Segment Start: SOURCE DATA

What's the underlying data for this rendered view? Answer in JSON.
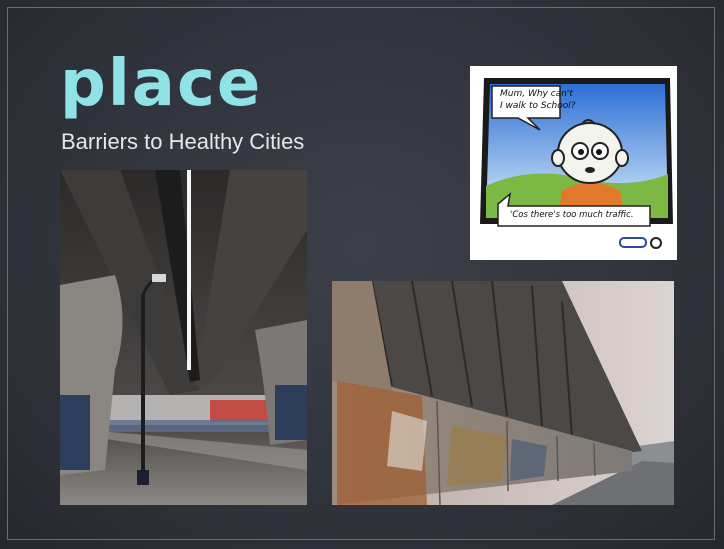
{
  "slide": {
    "logo": "place",
    "subtitle": "Barriers to Healthy Cities"
  },
  "cartoon": {
    "speech_top_line1": "Mum, Why can't",
    "speech_top_line2": "I walk to School?",
    "speech_bottom": "'Cos there's too much traffic.",
    "icon": "cycle-logo-icon"
  },
  "photos": {
    "underpass_icon": "underpass-photo",
    "wall_icon": "graffiti-wall-photo"
  },
  "colors": {
    "logo": "#8fe3e6",
    "background": "#32343d",
    "frame": "#6b6d75"
  }
}
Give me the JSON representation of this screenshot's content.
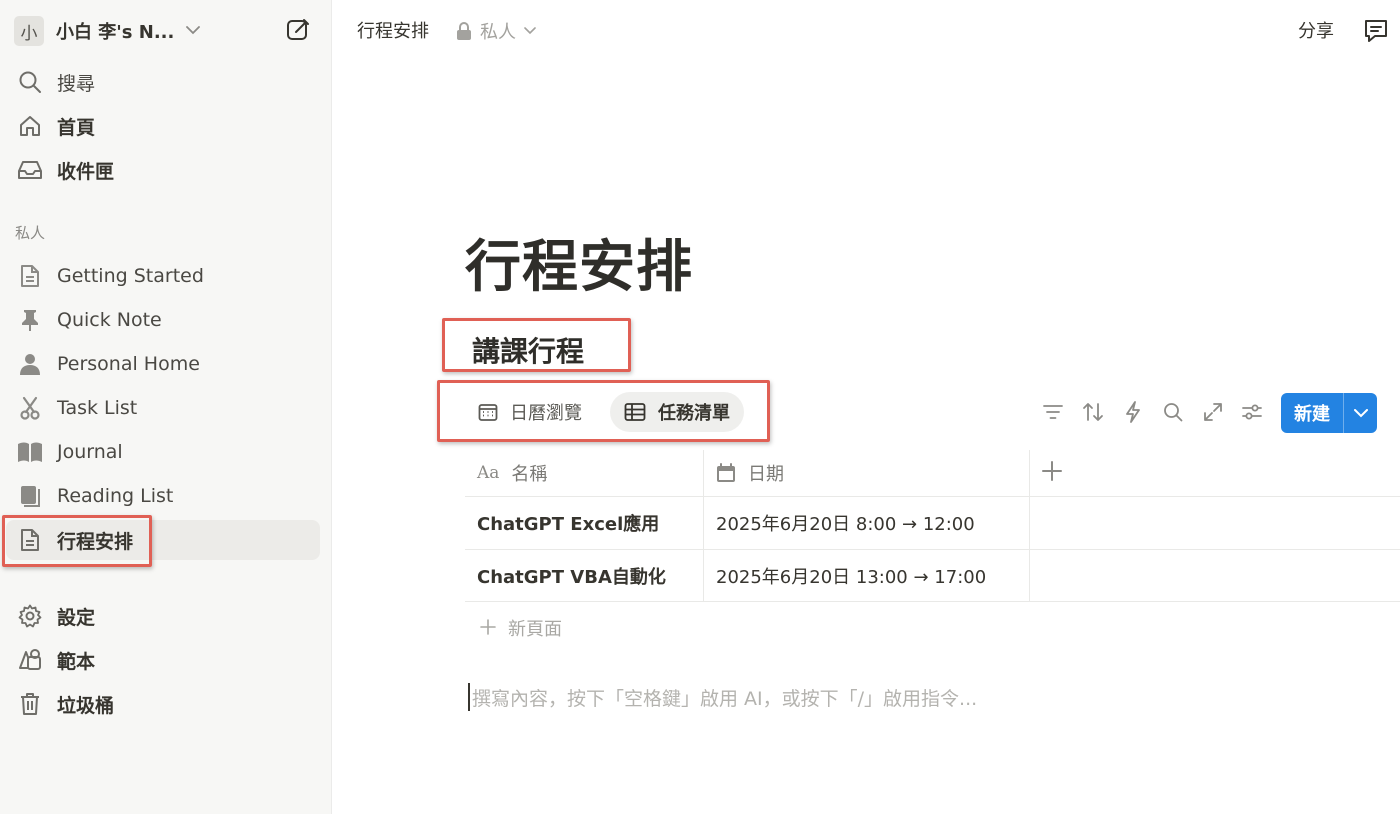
{
  "sidebar": {
    "workspace_avatar": "小",
    "workspace_name": "小白 李's N...",
    "top_items": [
      {
        "label": "搜尋",
        "icon": "search-icon"
      },
      {
        "label": "首頁",
        "icon": "home-icon"
      },
      {
        "label": "收件匣",
        "icon": "inbox-icon"
      }
    ],
    "section_label": "私人",
    "pages": [
      {
        "label": "Getting Started",
        "icon": "page-icon"
      },
      {
        "label": "Quick Note",
        "icon": "pin-icon"
      },
      {
        "label": "Personal Home",
        "icon": "person-icon"
      },
      {
        "label": "Task List",
        "icon": "scissors-icon"
      },
      {
        "label": "Journal",
        "icon": "book-open-icon"
      },
      {
        "label": "Reading List",
        "icon": "books-icon"
      },
      {
        "label": "行程安排",
        "icon": "page-icon",
        "active": true
      }
    ],
    "bottom_items": [
      {
        "label": "設定",
        "icon": "gear-icon"
      },
      {
        "label": "範本",
        "icon": "templates-icon"
      },
      {
        "label": "垃圾桶",
        "icon": "trash-icon"
      }
    ]
  },
  "topbar": {
    "title": "行程安排",
    "privacy": "私人",
    "share": "分享"
  },
  "page": {
    "title": "行程安排",
    "database_title": "講課行程",
    "views": [
      {
        "label": "日曆瀏覽",
        "icon": "calendar-icon"
      },
      {
        "label": "任務清單",
        "icon": "table-icon",
        "active": true
      }
    ],
    "new_button": "新建",
    "columns": [
      {
        "label": "名稱",
        "icon": "Aa"
      },
      {
        "label": "日期",
        "icon": "calendar-icon"
      }
    ],
    "rows": [
      {
        "name": "ChatGPT Excel應用",
        "date": "2025年6月20日 8:00 → 12:00"
      },
      {
        "name": "ChatGPT VBA自動化",
        "date": "2025年6月20日 13:00 → 17:00"
      }
    ],
    "new_page": "新頁面",
    "editor_placeholder": "撰寫內容，按下「空格鍵」啟用 AI，或按下「/」啟用指令..."
  },
  "colors": {
    "accent": "#2383e2",
    "highlight": "#e06055",
    "sidebar_bg": "#f7f7f5"
  }
}
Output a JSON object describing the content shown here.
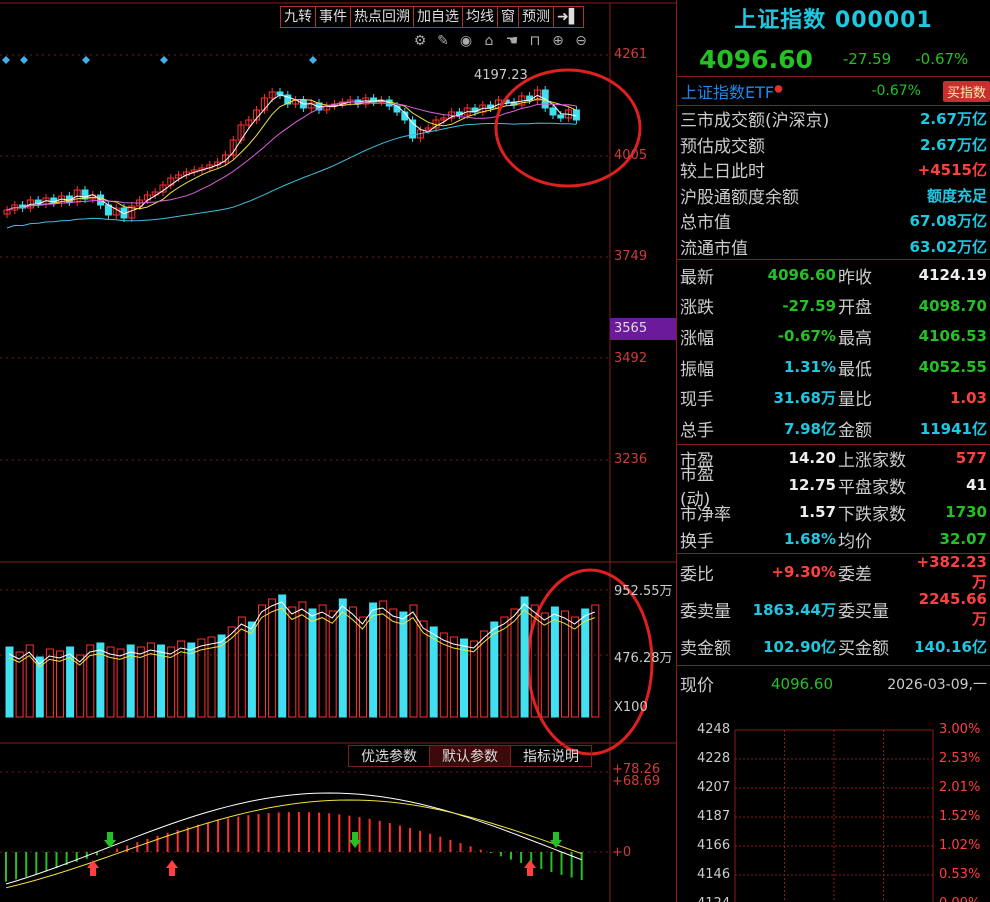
{
  "toolbar": [
    "九转",
    "事件",
    "热点回溯",
    "加自选",
    "均线",
    "窗",
    "预测",
    "➜▌"
  ],
  "chart_tools": [
    "⚙",
    "✎",
    "◉",
    "⌂",
    "☚",
    "⊓",
    "⊕",
    "⊖"
  ],
  "price_axis": [
    "4261",
    "4005",
    "3749",
    "3492",
    "3236"
  ],
  "price_axis_current": "3565",
  "high_label": "4197.23",
  "volume_axis": [
    "952.55万",
    "476.28万",
    "X100"
  ],
  "indicator_axis": [
    "+78.26",
    "+68.69",
    "+0"
  ],
  "indicator_tabs": [
    "优选参数",
    "默认参数",
    "指标说明"
  ],
  "colors": {
    "up": "#ff3030",
    "down": "#40e0f0",
    "panel_border": "#8a1c1c",
    "purple_marker": "#6a1a9a"
  },
  "panel": {
    "title": "上证指数 000001",
    "price": "4096.60",
    "change": "-27.59",
    "change_pct": "-0.67%",
    "etf": {
      "name": "上证指数ETF",
      "change_pct": "-0.67%",
      "buy_label": "买指数"
    },
    "summary": [
      {
        "label": "三市成交额(沪深京)",
        "value": "2.67万亿",
        "color": "cyan"
      },
      {
        "label": "预估成交额",
        "value": "2.67万亿",
        "color": "cyan"
      },
      {
        "label": "较上日此时",
        "value": "+4515亿",
        "color": "red"
      },
      {
        "label": "沪股通额度余额",
        "value": "额度充足",
        "color": "cyan"
      },
      {
        "label": "总市值",
        "value": "67.08万亿",
        "color": "cyan"
      },
      {
        "label": "流通市值",
        "value": "63.02万亿",
        "color": "cyan"
      }
    ],
    "quote": [
      {
        "l1": "最新",
        "v1": "4096.60",
        "c1": "green",
        "l2": "昨收",
        "v2": "4124.19",
        "c2": "white"
      },
      {
        "l1": "涨跌",
        "v1": "-27.59",
        "c1": "green",
        "l2": "开盘",
        "v2": "4098.70",
        "c2": "green"
      },
      {
        "l1": "涨幅",
        "v1": "-0.67%",
        "c1": "green",
        "l2": "最高",
        "v2": "4106.53",
        "c2": "green"
      },
      {
        "l1": "振幅",
        "v1": "1.31%",
        "c1": "cyan",
        "l2": "最低",
        "v2": "4052.55",
        "c2": "green"
      },
      {
        "l1": "现手",
        "v1": "31.68万",
        "c1": "cyan",
        "l2": "量比",
        "v2": "1.03",
        "c2": "red"
      },
      {
        "l1": "总手",
        "v1": "7.98亿",
        "c1": "cyan",
        "l2": "金额",
        "v2": "11941亿",
        "c2": "cyan"
      }
    ],
    "valuation": [
      {
        "l1": "市盈",
        "v1": "14.20",
        "c1": "white",
        "l2": "上涨家数",
        "v2": "577",
        "c2": "red"
      },
      {
        "l1": "市盈(动)",
        "v1": "12.75",
        "c1": "white",
        "l2": "平盘家数",
        "v2": "41",
        "c2": "white"
      },
      {
        "l1": "市净率",
        "v1": "1.57",
        "c1": "white",
        "l2": "下跌家数",
        "v2": "1730",
        "c2": "green"
      },
      {
        "l1": "换手",
        "v1": "1.68%",
        "c1": "cyan",
        "l2": "均价",
        "v2": "32.07",
        "c2": "green"
      }
    ],
    "orders": [
      {
        "l1": "委比",
        "v1": "+9.30%",
        "c1": "red",
        "l2": "委差",
        "v2": "+382.23万",
        "c2": "red"
      },
      {
        "l1": "委卖量",
        "v1": "1863.44万",
        "c1": "cyan",
        "l2": "委买量",
        "v2": "2245.66万",
        "c2": "red"
      },
      {
        "l1": "卖金额",
        "v1": "102.90亿",
        "c1": "cyan",
        "l2": "买金额",
        "v2": "140.16亿",
        "c2": "cyan"
      }
    ],
    "mini": {
      "label": "现价",
      "value": "4096.60",
      "time": "2026-03-09,一",
      "left_axis": [
        "4248",
        "4228",
        "4207",
        "4187",
        "4166",
        "4146",
        "4124"
      ],
      "right_axis": [
        "3.00%",
        "2.53%",
        "2.01%",
        "1.52%",
        "1.02%",
        "0.53%",
        "0.00%"
      ]
    }
  }
}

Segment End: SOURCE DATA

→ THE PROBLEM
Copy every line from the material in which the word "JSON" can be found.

→ EXPECTED OUTPUT
What's the underlying data for this rendered view? Answer in JSON.
Give me the JSON representation of this screenshot's content.
Output a JSON object describing the content shown here.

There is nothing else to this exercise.